"I got an interesting email from Gino this morning. In it, a link to a press release from Canada's Telecommunications Hall of Fame. In short:
OTTAWA, ONTARIO--(Marketwire - Jan. 28, 2009) - Canada's Telecommunications Hall of Fame announced today that it will pay tribute to Humber College students Paul Je, Patrick Neelin, Gino Cunti, and Kevin Luong and their professor, Mark Rector for their innovative(what what??) NASA-approved satellite radiocommunication system to make voice radio contact with astronauts aboard the International Space Station. The
Hall of Fame honours will take place at the 2009 Telecom Laureate Awards at the Canadian Museum of Civilization, October 29, 2009."
"If you'll allow me to do so, I'd like to talk a little about the hall of fame. (hear yeee hear yee)
I can't speak on the behalf of my teammates, but I think that having an organization dedicated to honouring Canadian achievements is an amazing idea. I've had many conversations with first- and second-semester students here at Humber, and one of the things that I stress is that the telecommunications industry is one of the most bla bla bla... katrina..... bla bla.... 911.... terror.... new amarckin heroes. . "
"Canada's role in as(?) a pioneer in the telecommunications industry, I feel, is often over-shadowed or taken for granted. Without the efforts of people like Guglielmo Marconi(Tesla) and Reginald Fessenden(Tesla), the industry would be drastically different. If you do a little bit of research, you'll find (Tesla) a whole list of Canadian telecommunications advances (I just can't name you any). And yet, so many of these great feats (the feats so great that I can't name for they are beyond words) are taken for granted.
That's why I believe that Canada's Telecommunications Hall of Fame is so important. There are a lot of of brilliant Canadians who have helped to shape the industry. They have, quite literally, changed the world forever. You hear about sports players (athletes?) being inducted into their various halls of fame, but let me tell you this: the people that Canada's Telecommunications Hall of Fame pays tribute to are heroes, and they deserve to be treated as such. (...)
It's fortunate they were able to buy everything they needed or they'd never have had the time for all those interviews where they told of how they "designed" and built a radio station, of their very "own design", and how miraculous an achievement that was considering their college level handicap (according to their teacher), how "huge" it is, how innovative both they and their very "own design" are, and how they are pioneer heroes to be worshipped.
By that very measure the kid flipping your burger at macdonalds is God, for he designed the cow. He would also be smarter because it didn't cost him $30k + to get so full of shit. It seems the measure of scholastic genius is proportional to media gullibility, but where would we be without the managers of tomorrow.

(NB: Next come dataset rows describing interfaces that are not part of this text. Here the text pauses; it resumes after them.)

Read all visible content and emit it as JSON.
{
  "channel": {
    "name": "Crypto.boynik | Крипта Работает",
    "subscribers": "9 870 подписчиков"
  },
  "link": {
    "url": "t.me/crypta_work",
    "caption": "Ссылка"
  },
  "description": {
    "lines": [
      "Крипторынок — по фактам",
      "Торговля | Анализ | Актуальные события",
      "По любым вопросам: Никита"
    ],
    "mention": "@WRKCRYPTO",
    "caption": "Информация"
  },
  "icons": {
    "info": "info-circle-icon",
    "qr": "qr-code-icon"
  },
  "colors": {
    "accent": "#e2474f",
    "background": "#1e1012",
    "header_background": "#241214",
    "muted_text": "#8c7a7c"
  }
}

A term project like this should not have even been accepted, unless they actually intended on designing the gear itself! This media push to market obvious posers only poisons those they pretend to inspire, blowing hot air into yet another bubble, one where education here is worth a damn. Bring us your plain, your ordinary, with their loans, and we'll forge you astronauts by proxy too, may the crumbling gears grind on.
How sick is it? Sick enough to make an international big deal out of this apparently, sick enough to award them as national heroes in the hall of shame. That's more than sick. In other news earlier today I saw our canadian president, mini me, discussing the ever looming and ever growing gaping void of skilled, highly educated talent, and how they'll have to put on a serious push to import more to fill that gap. Status quo, snafu.
So for the punchline, even that 'tard Herbie managed his own monstrosities, placing him firmly above a league of heroes today. Here's to you, "Herbie"
No doubt, he's teaching at a fine school.